Greetings, Earthlings and visitors from other realms. This week we’re talking Want and Labyrinth Lost, plus adaptation news, a bunch of themed reading lists, and more.
This newsletter is sponsored by The Dark Net by Benjamin Percy.
The Dark Net is real. An anonymous and often criminal arena that exists in the secret far reaches of the Web. And now an ancient darkness is gathering there as well. This force is threatening to spread virally into the real world unless it can be stopped by members of a ragtag crew. Set in present-day Portland, The Dark Net is a cracked-mirror version of the digital nightmare we already live in, a timely and wildly imaginative techno-thriller about the evil that lurks in real and virtual spaces, and the power of a united few to fight back.
What can corporations learn from sci-fi? There’s a whole company dedicated to the answer, “A lot actually.” (I’ll be over here cackling about the kangaroo thing.)
Do you love Jane Austen and also love magic? Here are four fantasy novels that might be just what you’re looking for. Definitely read the comments (SHOCKING, I know) as there are lots of great additional sections there!
It turns out author Martha Wells loves a good magic/science combo as much as I do, and has written a list of eight books that do it well (and ditch most of the tropes!). Hardest of cosigns on JY Yang’s Tensorate books, GO PREORDER NOW.
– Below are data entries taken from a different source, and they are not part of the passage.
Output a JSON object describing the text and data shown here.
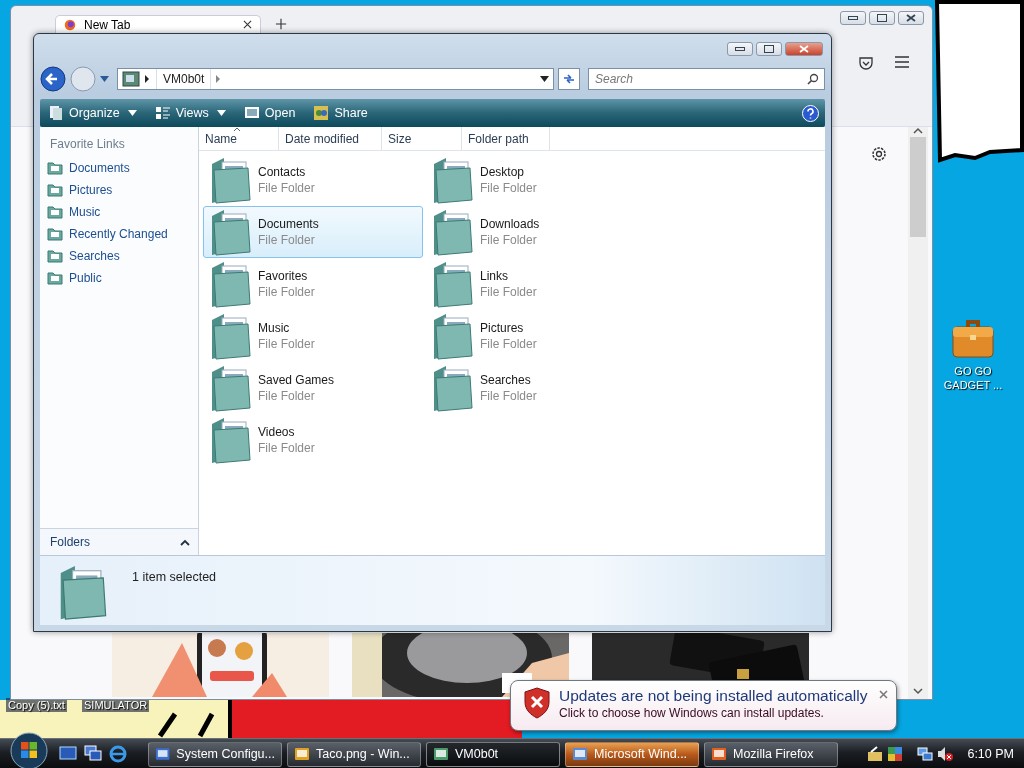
{
  "desktop": {
    "icons": [
      {
        "label": "Copy (5).txt"
      },
      {
        "label": "SIMULATOR"
      },
      {
        "label": "GO GO GADGET ..."
      }
    ]
  },
  "browser": {
    "tabs": [
      {
        "label": "New Tab",
        "selected": true
      }
    ]
  },
  "explorer": {
    "breadcrumb": "VM0b0t",
    "search": {
      "placeholder": "Search"
    },
    "toolbar": [
      {
        "label": "Organize",
        "dropdown": true
      },
      {
        "label": "Views",
        "dropdown": true
      },
      {
        "label": "Open",
        "dropdown": false
      },
      {
        "label": "Share",
        "dropdown": false
      }
    ],
    "sidebar": {
      "title": "Favorite Links",
      "items": [
        {
          "label": "Documents"
        },
        {
          "label": "Pictures"
        },
        {
          "label": "Music"
        },
        {
          "label": "Recently Changed"
        },
        {
          "label": "Searches"
        },
        {
          "label": "Public"
        }
      ],
      "footer": "Folders"
    },
    "columns": [
      {
        "label": "Name",
        "sorted": true
      },
      {
        "label": "Date modified",
        "sorted": false
      },
      {
        "label": "Size",
        "sorted": false
      },
      {
        "label": "Folder path",
        "sorted": false
      }
    ],
    "items": [
      {
        "name": "Contacts",
        "type": "File Folder",
        "selected": false
      },
      {
        "name": "Desktop",
        "type": "File Folder",
        "selected": false
      },
      {
        "name": "Documents",
        "type": "File Folder",
        "selected": true
      },
      {
        "name": "Downloads",
        "type": "File Folder",
        "selected": false
      },
      {
        "name": "Favorites",
        "type": "File Folder",
        "selected": false
      },
      {
        "name": "Links",
        "type": "File Folder",
        "selected": false
      },
      {
        "name": "Music",
        "type": "File Folder",
        "selected": false
      },
      {
        "name": "Pictures",
        "type": "File Folder",
        "selected": false
      },
      {
        "name": "Saved Games",
        "type": "File Folder",
        "selected": false
      },
      {
        "name": "Searches",
        "type": "File Folder",
        "selected": false
      },
      {
        "name": "Videos",
        "type": "File Folder",
        "selected": false
      }
    ],
    "status": "1 item selected"
  },
  "notification": {
    "title": "Updates are not being installed automatically",
    "message": "Click to choose how Windows can install updates."
  },
  "taskbar": {
    "buttons": [
      {
        "label": "System Configu...",
        "selected": false,
        "flashing": false
      },
      {
        "label": "Taco.png - Win...",
        "selected": false,
        "flashing": false
      },
      {
        "label": "VM0b0t",
        "selected": true,
        "flashing": false
      },
      {
        "label": "Microsoft Wind...",
        "selected": false,
        "flashing": true
      },
      {
        "label": "Mozilla Firefox",
        "selected": false,
        "flashing": false
      }
    ],
    "clock": "6:10 PM"
  }
}
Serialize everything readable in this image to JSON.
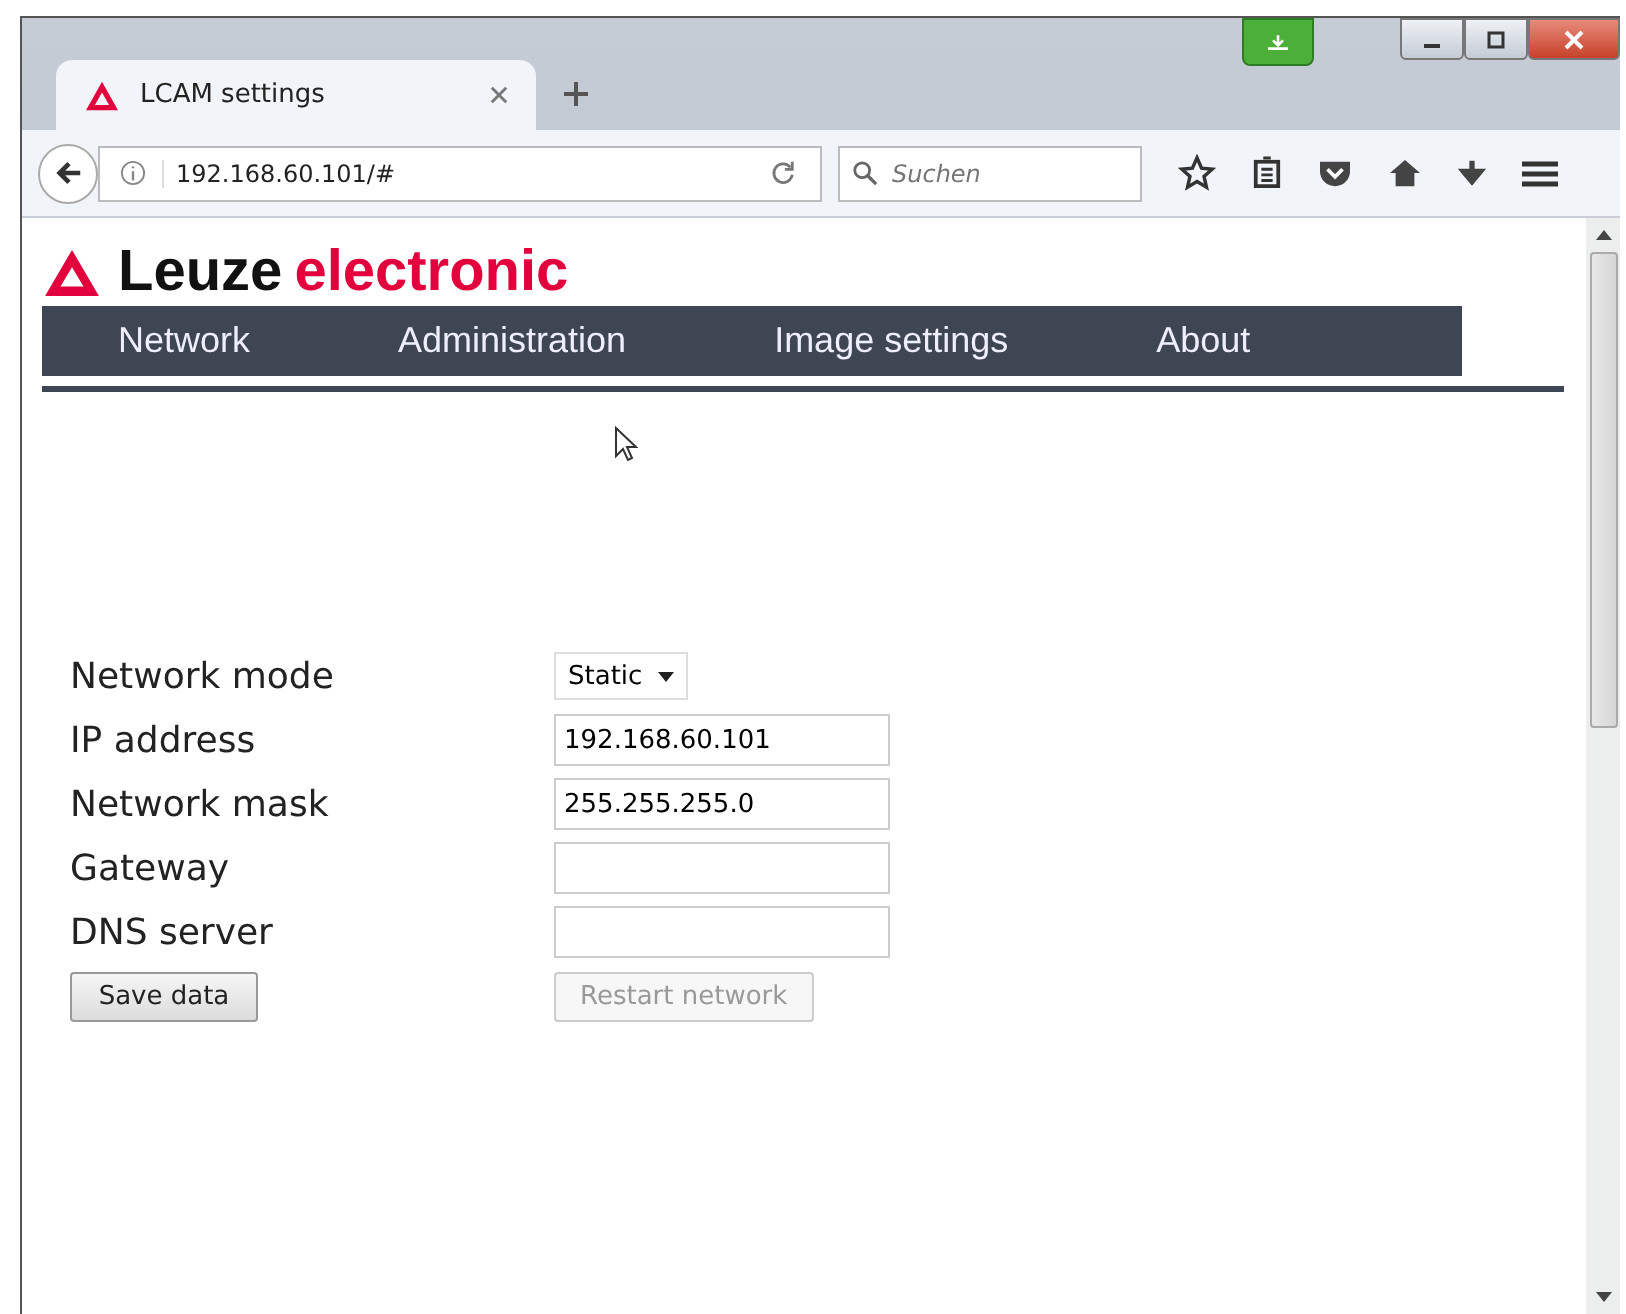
{
  "browser": {
    "tab": {
      "title": "LCAM settings"
    },
    "address": "192.168.60.101/#",
    "search": {
      "placeholder": "Suchen"
    }
  },
  "brand": {
    "name": "Leuze",
    "suffix": "electronic"
  },
  "nav": [
    {
      "label": "Network"
    },
    {
      "label": "Administration"
    },
    {
      "label": "Image settings"
    },
    {
      "label": "About"
    }
  ],
  "form": {
    "rows": [
      {
        "kind": "select",
        "label": "Network mode",
        "value": "Static"
      },
      {
        "kind": "input",
        "label": "IP address",
        "value": "192.168.60.101"
      },
      {
        "kind": "input",
        "label": "Network mask",
        "value": "255.255.255.0"
      },
      {
        "kind": "input",
        "label": "Gateway"
      },
      {
        "kind": "input",
        "label": "DNS server"
      }
    ],
    "buttons": [
      {
        "label": "Save data",
        "disabled": false
      },
      {
        "label": "Restart network",
        "disabled": true
      }
    ]
  }
}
Got a short attention span, a limited amount of reading time, or just really love short stories? Here are an actual hundred SF/F short story collections, including both single-author and multi-author collections.
I am generally restrained in the face of enamel pins, but these Harry Potter ones are VERY TEMPTING. (Luna’s glasses! Felix felicis!)
And now, on to our reviews: a quest in the future, and a quest that is out of this world.
Want by Cindy Pon
In the Taiwan of Want‘s future, air pollution has gotten so bad that the wealthiest members of society go outside only in suits that filter their air, connect them to the network, regulate their temperature, and any other bells and whistles they can think up. For the rest of society, life expectancy is down to 40 and disease is rampant, and blue skies are just a story from the past. There are people trying to change things, but they’re up against corporate money — and corporate violence.
When his best friend’s mother is murdered for working to get environmental legislation passed, Zhou and his friends hatch a plan to take down Jin Corp, the sole maker of suits and the force behind her death. To take them down, someone will have to go undercover. From life as a mei (or have-not), Zhou will have to learn how to walk, talk, and act like a rich boy to infiltrate high society and get the access they need to execute their plan. If only he wasn’t falling for their primary target, Daiyu, daughter of Jin Corp’s CEO…
I was prepared to love this book, having read Cindy Pon before. What I wasn’t prepared for was how much! From simple, classic premises — star-crossed lovers, a grim ecological future — Pon creates a vibrant story with depth and heart. Zhou and his friends feel more mature than their years, having grown up too quickly in trying circumstances. The rich kids Zhou befriends as he goes undercover are more than just cardboard cut-outs of privilege (although some of them are as bad as you’d expect). And Daiyu is far from just another pretty girl. By taking the tropes of near-future YA and tweaking them in her own way, Pon has delivered a book I would recommend to every and any person looking for a good story, a realistic future scenario, and a touch of hope.
Labyrinth Lost by Zoraida Córdova
Labyrinth Lost follows the adventures of Alex, for whom magic is both everyday and hugely unwanted. Her family, who live in Brooklyn, are part of a magical community and her Deathday Celebration, when she is supposed to come fully into her magic, is approaching. But magic has brought her nothing but pain and terror, and all she wants is to get rid of it. So she decides to do her own spell — a spell to take away her magic.
Of course it backfires, and instead sends her entire family into Los Lagos, an in-between world full of supernatural creatures and terrors. Now she has to use her largely untested magic to try to defeat an enemy who has been plotting for generations. And while she finds some help along the way, nothing is what it seems.
Córdova has created a fully realized magical system and realm in this first installation of the Brooklyn Brujas series. Reminding me at various moments of The Princess Bride, The Odyssey, Alice in Wonderland, and other portal fantasies, it is ultimately all her own. If you’re ready to visit a new world and cheer on a heroine who has a lot to learn, but isn’t afraid to try, then you’re ready for Labyrinth Lost. Join me in waiting for the next installment! (Not out until April 2018, WOE IS US.)
That’s a wrap: Happy reading! If you’re interested in more science fiction and fantasy talk, you can catch me and my co-host Sharifah on the new SFF Yeah! podcast.